• _Try it_
What lines of the material below include the string "data"? Copy all of them.

--

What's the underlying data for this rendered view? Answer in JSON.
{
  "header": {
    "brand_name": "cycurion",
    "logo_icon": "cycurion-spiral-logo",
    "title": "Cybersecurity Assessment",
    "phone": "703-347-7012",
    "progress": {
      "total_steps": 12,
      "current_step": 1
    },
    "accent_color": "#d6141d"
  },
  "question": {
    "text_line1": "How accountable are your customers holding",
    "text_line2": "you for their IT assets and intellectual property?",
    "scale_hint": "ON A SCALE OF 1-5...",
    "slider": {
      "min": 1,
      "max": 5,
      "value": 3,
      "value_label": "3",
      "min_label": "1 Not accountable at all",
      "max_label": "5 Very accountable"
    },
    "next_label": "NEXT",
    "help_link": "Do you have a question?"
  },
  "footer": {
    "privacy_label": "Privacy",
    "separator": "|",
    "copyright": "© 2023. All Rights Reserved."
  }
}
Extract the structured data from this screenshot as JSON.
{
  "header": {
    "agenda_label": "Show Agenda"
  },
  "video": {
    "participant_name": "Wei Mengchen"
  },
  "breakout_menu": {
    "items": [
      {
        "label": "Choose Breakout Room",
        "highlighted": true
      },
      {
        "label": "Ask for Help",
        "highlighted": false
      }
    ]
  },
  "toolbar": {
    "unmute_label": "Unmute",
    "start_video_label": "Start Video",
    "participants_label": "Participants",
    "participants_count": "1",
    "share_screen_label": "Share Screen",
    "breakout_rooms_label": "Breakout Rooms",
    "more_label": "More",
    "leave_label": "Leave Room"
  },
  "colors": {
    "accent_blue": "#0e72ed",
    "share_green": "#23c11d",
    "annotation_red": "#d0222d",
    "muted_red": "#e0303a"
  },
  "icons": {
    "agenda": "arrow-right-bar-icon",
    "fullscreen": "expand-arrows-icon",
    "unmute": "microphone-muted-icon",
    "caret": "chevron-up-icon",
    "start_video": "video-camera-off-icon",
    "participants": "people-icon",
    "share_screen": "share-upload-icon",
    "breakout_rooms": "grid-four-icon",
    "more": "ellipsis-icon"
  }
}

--

• _Answer below_
What's the underlying data for this rendered view? Answer in JSON.
Extract the structured data from this screenshot as JSON.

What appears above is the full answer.